I know there are those who will say that the game broadcast tapes don't show everything that Reed does and that these numbers are anomalies, but let me throw this out in my defense. Carson Palmer said that Reed often doesn't play his coverage and thinks he knows what's coming. Palmer also commented that Reed can get frustrated when the offense is getting some things going and will try to come up and make a play and lose his responsibilities because of it. Palmer was able to exploit Reed's impatience in Week 13, when he connected on a flea-flicker pass to T.J. Houshmandzadeh for a 40-yard touchdown.
The metrics show that Palmer isn't the only quarterback who knows Reed's coverage weaknesses. That is why I believe Reed is the most overrated safety in the league.
Taylor made the Pro Bowl as an injury replacement, but the metrics make it clear he didn't earn the spot. He ranked 20th in both deep assist YPA and deep assist success percentage. He did even worse when in direct coverage, as his 10.7 YPA in those situations was the seventh worst in the NFL last year. He also gave up the second-most total yards of any coverage safety. Taylor did do a lot more to support the run last year than he did in years past, but even taking that into account, he really wasn't a Pro Bowl-level coverage safety last year.
Dwight Smith: Smith gets a lot of credit for making big plays, but his 12.3 overall YPA was 30th-worst in the league.
Erik Coleman: Coleman tends to be mentioned in the same breath as Kerry Rhodes because he plays in the same secondary, but his 44.7 percent success percentage was the fifth worst among coverage safeties last year.

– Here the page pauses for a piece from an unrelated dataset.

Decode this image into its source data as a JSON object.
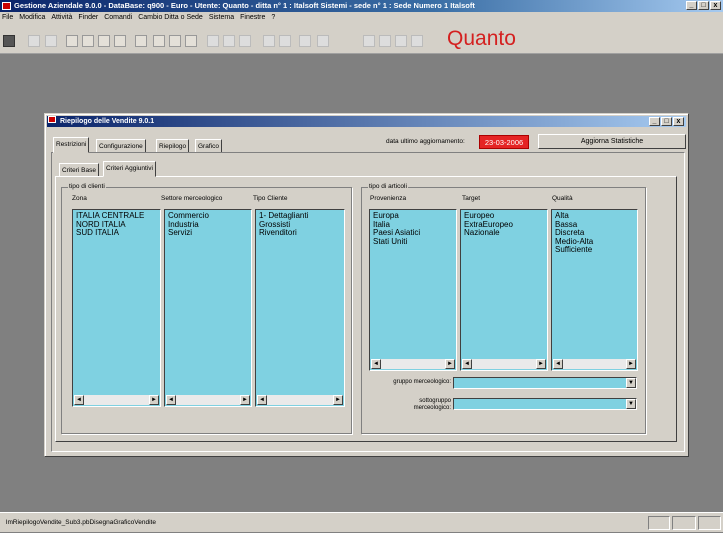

Ken Hamlin: Is being touted as something of a savior for Dallas, but his 10.4 deep assist YPA ranked only 19th among coverage safeties last year.
Russell had the second-best overall YPA of any coverage safety last year. He also placed in the top eight in YPA in both the direct coverage and deep assist coverage metrics. Add those to his No. 14 ranking in overall success percentage and it shows that the Seahawks might have found a gem in Russell.
Kaesviharn mostly played run safety with Cincinnati in 2006, but he likely will play coverage safety in New Orleans. The metrics say his transition to that position should be very smooth. Kaesviharn's 5.8 overall YPA was the sixth-best among run safeties. He also posted a 6.3 YPA on deep assist plays, a total that was the 10th best in that category. If these metrics are any indication, Kaesviharn might give Josh Bullocks a run for his money for the starting coverage safety spot.
Mike Minter: Minter's 5.1 overall YPA ranked third among coverage safeties last year. He is being moved to run safety and his metrics say he should be a good fit there from a coverage standpoint.
Jarrad Page: Injuries forced Page into the lineup as a rookie last year, but he was able to hold his own. Page faced only 19 passes, but allowed a meager 5.4 YPA on them.
Nick Ferguson: Ferguson played in only 10 games last year due to injuries, but he posted tremendous metrics during that time. His 4.2 YPA was third best among run safeties and his 76.5 percent success percentage was second best.